“You could have zero privateness anyway. Recover from it,” Scott McNealy mentioned of on-line privateness again in 1999, a view the previous CEO of the now-defunct Solar Microsystems reiterated in 2015. Regardless of the hue and cry his preliminary remarks brought about, he’s been confirmed largely appropriate.
Cookies, beacons, digital signatures, trackers, and different applied sciences on web sites and in apps let advertisers, companies, governments, and even criminals construct a profile about what you do, who you already know, and who you’re at very intimate ranges of element. Do not forget that 2012 story about how Goal may inform an adolescent was pregnant earlier than her dad and mom knew, primarily based on her on-line actions? That’s the norm in the present day. Google and Fb are essentially the most infamous industrial web spies, and among the many most pervasive, however they’re hardly alone.

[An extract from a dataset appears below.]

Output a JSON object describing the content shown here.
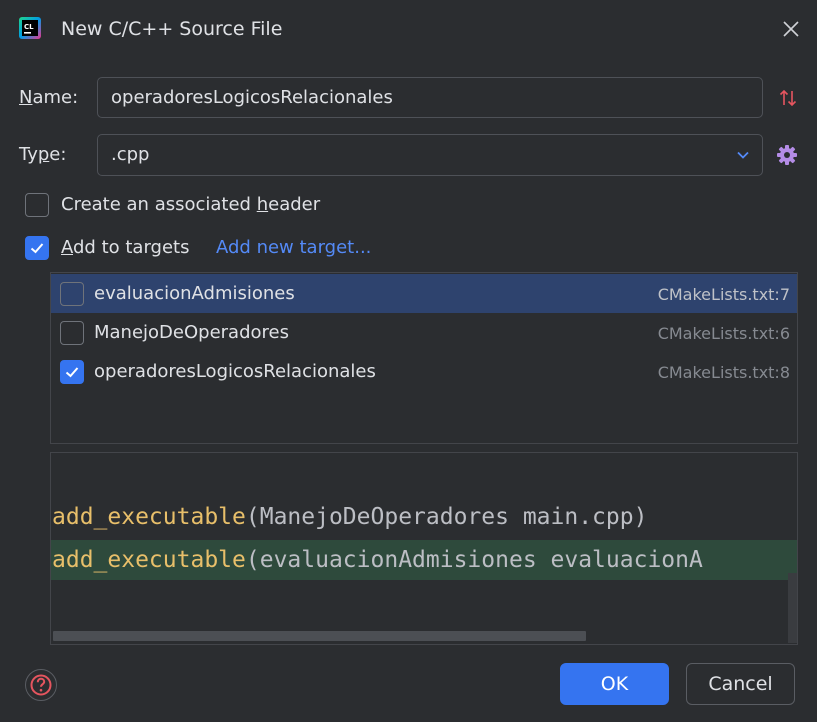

The know-how to observe every part you do has solely gotten higher. And there are various new methods to observe you that didn’t exist in 1999: always-listening brokers like Amazon Alexa and Apple Siri, Bluetooth beacons in smartphones, cross-device syncing of browsers to offer a full image of your actions from each gadget you employ, and naturally social media platforms like Fb that thrive as a result of they’re designed so that you can share every part about your self and your connections so that you may be monetized. Trackers are the newest silent strategy to spy on you in your browser. CNN, for instance, had 60 working after I checked not too long ago.
Apple’s Safari 14 browser options the built-in Privateness Monitor that basically reveals how a lot your privateness is beneath assault in the present day. It’s fairly disconcerting to make use of, because it reveals simply what number of monitoring makes an attempt it thwarted within the final 30 days, and precisely which websites are attempting to trace you and the way usually. On my most-used laptop, I’m averaging about 125 monitoring deflections per week.